This editorial will appear in Monday’s print edition.
The Obama administration is reportedly exploring ways to declassify some documents related to the controversial, secret FISA court.
That’s a welcome move, one that should cast light on the little-known work of the FISA judges charged with oversight responsibilities under the Foreign Intelligence Surveillance Act (FISA).
The best outcome of declassifying the documents would be to help demystify the court, which was created by Congress in 1978 as a reaction to unauthorized domestic spying by the government in the 1960s and ’70s. Under FISA, a judge must approve a warrant for the government to conduct surveillance, even if it involves a foreign threat to national security.

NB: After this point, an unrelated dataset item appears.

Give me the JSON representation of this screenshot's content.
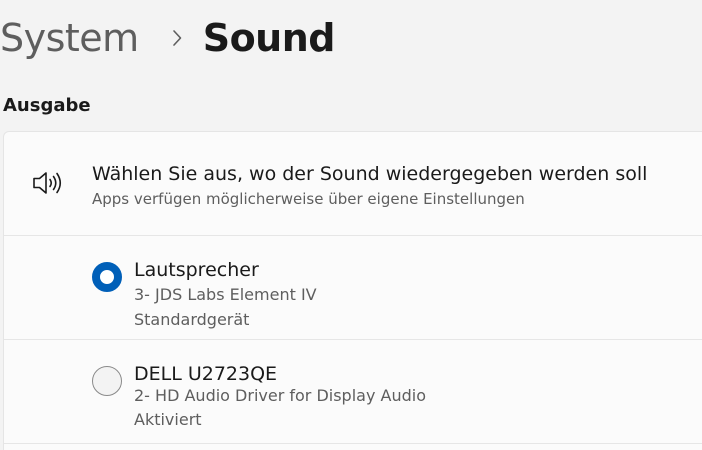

The court has come under intense scrutiny since the leaks of classified documents by Edward Snowden, a former National Security Agency contractor. (Facing arrest, Snowden took flight into the arms of those well-known civil liberty champions, China and Russia. Did North Korea turn him down?)
Critics point to the fact that in 2012, the court considered 1,788 requests for electronic surveillance — and approved all of them. But that’s not the entire story. According to the report it is required to submit to Congress, some approvals were granted only after the judges required that they be scaled back or revised in some way.
And contrary to some conspiracy theorists, the court isn’t packed with Obama appointees eager to do the president’s bidding behind a veil of secrecy.
In fact, according to The Washington Post, all 11 current FISA members were appointed by Supreme Court Chief Justice John Roberts Jr., a George W. Bush nominee. Ten of those 11 were originally appointed to the federal bench by Republican presidents.
The FISA court’s current chief, U.S. District Court Judge Reggie Walton, said: “The perception that the court is a rubber stamp is absolutely false.” And Deputy Attorney General James Cole noted that the judges “push back a lot . . . when they see anything that raises an issue, they will push back and say, ‘We need more information.’”
If the court isn’t working as Congress intended and providing insufficient oversight of government surveillance, lawmakers can make adjustments legislatively. They are, after all, the ones providing oversight of the overseers and receiving reports from the court on its activities.
In the meantime, releasing more information and providing greater public access to the workings of the court would be the right thing to do.